On March 1, the newly minted Confederate general P.G.T. Beauregard, 43, a former student of Anderson’s at West Point, took command of the Charleston forces, with orders to seize Fort Sumter as soon as possible.

Three days later, in Washington, Lincoln was inaugurated, declaring secession “void” and promising to “hold, occupy and possess” all government property.

The collision seemed inevitable.

By April 3, Anderson was down to a few days’ worth of bread. He pleaded for orders: “I . . . most respectfully and urgently ask for instructions what I am to do as soon as my provisions are exhausted.”

The same day, there was suddenly more shooting from the rebel batteries. A mystery ship showing the stars and stripes was entering the harbor. The fort went on alert. Anderson again held his fire.

But it was another bungle. The ship was the Rhoda H. Shannon, a schooner bound from Boston to Savannah with a cargo of ice.

Her clueless skipper, Joseph Marts, got lost in the weather, thought Charleston was Savannah — 100 miles to the south — and sailed into the middle of the standoff, almost igniting the Civil War.

The tension in Charleston was now unbearable. “One’s heart is in one’s mouth all the time,” Chesnut wrote.

Yet the city was also giddy. One woman told Chesnut that she felt sorry for those who were not present.

On April 6, Lincoln, determined to make the Confederates back down or fire the first shot at the fort, sent a messenger to Pickens and Beauregard, saying that a relief expedition was going to Fort Sumter.

Anderson got a similar message and was urged to hold out. But, he was told, if capitulation seemed necessary, he was authorized to surrender.

In light of Lincoln’s ultimatum, the Confederate government ordered Beauregard to demand the fort’s evacuation and, if refused, “reduce” it.

On April 11, Beauregard sent to the fort a delegation headed by Chesnut’s husband, James, a former U.S. senator, to call for its surrender. Anderson declined but added that if not attacked, he would be “starved out” in a few days.

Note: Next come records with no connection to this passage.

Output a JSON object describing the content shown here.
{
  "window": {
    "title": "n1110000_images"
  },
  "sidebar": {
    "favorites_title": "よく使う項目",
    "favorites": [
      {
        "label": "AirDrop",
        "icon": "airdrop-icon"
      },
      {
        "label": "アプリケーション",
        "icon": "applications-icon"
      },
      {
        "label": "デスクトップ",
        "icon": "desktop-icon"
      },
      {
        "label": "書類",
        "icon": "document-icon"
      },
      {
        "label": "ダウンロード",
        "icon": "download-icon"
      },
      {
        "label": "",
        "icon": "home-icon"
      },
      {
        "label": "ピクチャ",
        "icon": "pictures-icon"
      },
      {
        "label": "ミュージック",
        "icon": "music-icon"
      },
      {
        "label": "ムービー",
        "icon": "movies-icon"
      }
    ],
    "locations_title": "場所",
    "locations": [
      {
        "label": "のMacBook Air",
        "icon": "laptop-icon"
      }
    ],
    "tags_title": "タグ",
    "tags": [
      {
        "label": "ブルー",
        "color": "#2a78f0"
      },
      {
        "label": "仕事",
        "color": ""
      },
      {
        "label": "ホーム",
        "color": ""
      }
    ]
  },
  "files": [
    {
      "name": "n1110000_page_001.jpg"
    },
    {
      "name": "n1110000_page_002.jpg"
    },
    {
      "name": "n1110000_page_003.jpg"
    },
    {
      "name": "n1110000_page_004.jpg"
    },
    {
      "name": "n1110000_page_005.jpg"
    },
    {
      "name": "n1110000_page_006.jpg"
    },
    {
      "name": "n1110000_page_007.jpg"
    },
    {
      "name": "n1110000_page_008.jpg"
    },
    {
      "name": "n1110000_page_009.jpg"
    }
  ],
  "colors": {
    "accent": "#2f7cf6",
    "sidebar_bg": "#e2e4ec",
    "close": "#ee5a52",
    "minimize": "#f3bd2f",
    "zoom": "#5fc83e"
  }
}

At 12:45 the next morning, April 12, the Confederates returned for a final parley. They wanted to know when, exactly, Anderson planned to leave.

The major was evasive and seemed to be stalling. At 3:20 a.m., James Chesnut, on behalf of Beauregard, informed Anderson that the Confederates would open fire in an hour. It took a little longer.

Capt. James’s shot signaled the general bombardment, which went on for 34 hours. More than 3,300 shells were fired from the ring of enemy batteries, and the fort suffered 600 direct hits.

Its flag was shot down and raised again. Its barracks caught fire. Its walls were cratered.

By 1 p.m. April 13, it was a smoking inferno, and, amid overtures from three Confederate delegations, Anderson gave up.

He and his command left the fort at 4 p.m. the next day after firing a long artillery salute. And on April 15, as a ship bore the garrison out of the harbor, rebels lined the shore, with their hats off.

Already, though, the war’s first fatality had occurred. During the artillery salute, a premature explosion had accidentally killed Union gunner Daniel Hough. He was buried somewhere on the parade ground, where he might still rest.

Today, guides tell visitors who take the sightseeing boat to Fort Sumter that the grave of Hough — the first of the war’s 620,000 fallen — has been lost.

And so has the anguish that once defined the name Sumter.

Charleston’s longtime mayor, Joseph P. Riley Jr., whose great-great-grandfather fought for the Confederacy and walked home from Virginia in 1865, said the fort has long existed at the back of the city’s mind.

Growing up, he said, you knew it was there, off in the distance, a place of tragedy and beauty.

“It was a part of our city’s history,” he said. “Rising out of our beautiful harbor . . . part of our community. You probably took it for granted. . . . You accept it as being there. It was always there.”

A few weeks before Sumter fell, Samuel Wylie Crawford, the fort’s assistant surgeon, had predicted what he believed would happen when it was assaulted.

“The first gun fired at our fort will call the country to arms,” he wrote to his brother in February. “The bugle that sounds that attack . . . will echo along the slopes of the Alleghenies amid the granite hills of the North, along the shores of the Great Lakes, and far away on the rolling prairies of the West — and the earth will shake with the tread of armed men.”